It is always a trying time.  Consideration in filing for disability retirement benefits must be based upon a deliberative methodology, based upon serious consideration of multiple factors.  In basing a decision to file for disability retirement, it is best to do it right before considering doing it at all.  As such, consultation with an attorney who is an expert in the area of Federal Disability Retirement laws can be an invaluable source of information in making the “right” decision.

Sincerely,

Robert R. McGill, Esquire

CSRS & FERS Disability: Standard Forms

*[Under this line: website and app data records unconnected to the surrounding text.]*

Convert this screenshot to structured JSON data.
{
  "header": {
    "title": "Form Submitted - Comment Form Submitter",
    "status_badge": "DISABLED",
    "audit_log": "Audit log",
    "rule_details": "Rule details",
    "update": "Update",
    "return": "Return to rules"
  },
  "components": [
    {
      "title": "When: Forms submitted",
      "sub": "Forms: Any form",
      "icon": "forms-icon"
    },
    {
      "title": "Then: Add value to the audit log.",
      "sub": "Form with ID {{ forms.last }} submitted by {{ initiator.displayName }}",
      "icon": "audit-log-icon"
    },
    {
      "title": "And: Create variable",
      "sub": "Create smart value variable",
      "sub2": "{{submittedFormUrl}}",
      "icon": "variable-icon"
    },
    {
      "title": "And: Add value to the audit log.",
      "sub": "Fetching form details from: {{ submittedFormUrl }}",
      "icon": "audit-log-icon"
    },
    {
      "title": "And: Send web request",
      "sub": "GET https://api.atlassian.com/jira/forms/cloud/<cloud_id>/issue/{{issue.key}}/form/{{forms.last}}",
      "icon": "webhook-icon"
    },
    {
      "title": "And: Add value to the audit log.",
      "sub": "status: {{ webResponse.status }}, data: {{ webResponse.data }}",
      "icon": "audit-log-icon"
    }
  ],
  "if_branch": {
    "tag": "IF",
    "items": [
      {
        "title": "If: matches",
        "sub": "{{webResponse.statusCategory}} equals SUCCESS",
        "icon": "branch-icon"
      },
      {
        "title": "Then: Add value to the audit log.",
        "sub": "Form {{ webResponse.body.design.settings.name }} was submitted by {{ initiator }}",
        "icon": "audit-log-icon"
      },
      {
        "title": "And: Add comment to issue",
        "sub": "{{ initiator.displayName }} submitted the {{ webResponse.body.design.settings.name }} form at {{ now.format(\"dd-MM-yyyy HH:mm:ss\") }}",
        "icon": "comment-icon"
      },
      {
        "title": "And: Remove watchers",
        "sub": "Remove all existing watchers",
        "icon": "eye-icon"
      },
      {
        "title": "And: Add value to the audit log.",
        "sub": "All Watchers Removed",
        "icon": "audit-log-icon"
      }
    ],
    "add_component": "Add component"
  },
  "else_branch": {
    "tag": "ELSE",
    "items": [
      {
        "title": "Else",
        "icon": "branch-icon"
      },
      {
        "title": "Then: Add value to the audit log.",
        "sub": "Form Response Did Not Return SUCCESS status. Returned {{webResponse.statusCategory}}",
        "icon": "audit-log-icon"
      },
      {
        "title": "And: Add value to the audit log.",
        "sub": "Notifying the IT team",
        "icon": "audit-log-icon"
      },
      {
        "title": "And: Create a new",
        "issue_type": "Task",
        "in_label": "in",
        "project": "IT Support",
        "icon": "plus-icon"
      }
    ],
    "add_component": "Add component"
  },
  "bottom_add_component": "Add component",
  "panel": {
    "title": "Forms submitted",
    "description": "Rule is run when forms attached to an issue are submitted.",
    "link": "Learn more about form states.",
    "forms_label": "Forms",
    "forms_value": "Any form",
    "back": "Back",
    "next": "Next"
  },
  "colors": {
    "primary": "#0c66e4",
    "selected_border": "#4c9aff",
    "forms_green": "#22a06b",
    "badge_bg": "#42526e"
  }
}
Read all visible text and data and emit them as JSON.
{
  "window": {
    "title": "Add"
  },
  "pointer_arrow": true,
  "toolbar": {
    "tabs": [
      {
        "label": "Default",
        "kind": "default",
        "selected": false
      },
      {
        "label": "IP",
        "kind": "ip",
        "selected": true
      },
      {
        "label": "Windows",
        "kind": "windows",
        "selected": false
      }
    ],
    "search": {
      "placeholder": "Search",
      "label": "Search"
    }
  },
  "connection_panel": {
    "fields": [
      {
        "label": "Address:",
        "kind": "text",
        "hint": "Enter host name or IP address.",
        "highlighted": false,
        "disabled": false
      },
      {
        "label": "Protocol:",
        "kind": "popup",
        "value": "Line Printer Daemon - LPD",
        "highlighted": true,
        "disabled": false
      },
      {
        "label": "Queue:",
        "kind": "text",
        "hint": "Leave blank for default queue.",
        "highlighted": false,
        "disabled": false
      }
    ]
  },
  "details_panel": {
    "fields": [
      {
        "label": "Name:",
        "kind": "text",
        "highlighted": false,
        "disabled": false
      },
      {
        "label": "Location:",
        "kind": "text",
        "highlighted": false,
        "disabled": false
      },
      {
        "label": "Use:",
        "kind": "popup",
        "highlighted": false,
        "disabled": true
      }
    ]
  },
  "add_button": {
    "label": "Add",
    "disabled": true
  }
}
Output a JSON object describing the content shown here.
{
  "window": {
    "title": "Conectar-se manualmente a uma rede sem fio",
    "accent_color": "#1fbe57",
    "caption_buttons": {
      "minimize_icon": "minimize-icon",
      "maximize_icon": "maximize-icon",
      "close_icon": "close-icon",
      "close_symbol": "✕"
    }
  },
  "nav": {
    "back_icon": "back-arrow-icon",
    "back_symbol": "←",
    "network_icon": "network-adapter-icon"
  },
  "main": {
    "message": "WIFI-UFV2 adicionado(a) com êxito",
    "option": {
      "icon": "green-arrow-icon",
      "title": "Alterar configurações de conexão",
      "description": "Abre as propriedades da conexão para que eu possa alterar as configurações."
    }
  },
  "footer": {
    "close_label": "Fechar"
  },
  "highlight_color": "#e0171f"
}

Remember that Standard Forms are produced with the intent of having you believe that you are constrained by the questions as posed, by the space as constrained, and by the language as restricted.  Nothing could be further from the truth.  All forms, including governmental standardized forms, are merely inquisitive templates requesting information.  If the form fails to ask the proper question, or does not pose a question such that it does justice to your particular situation or problem, then you should freely ask the question you believe should be asked, on a “continuation page”, or in an addendum created by you or your attorney.  In disability retirement applications, this is especially true of Standard Form 3112A (Applicant’s Statement of Disability).  Instead of answering only the constraining questions as posed within the framework of the form, it is often appropriate to add another page and create, and subsequently answer, relevant questions which are neither posed nor implied by the Standard Form.  This is not to say that the applicant should abuse the process by adding irrelevant questions; rather, it is to allow for the “full story” of a disability retirement application.

Sincerely,

Robert R. McGill, Esquire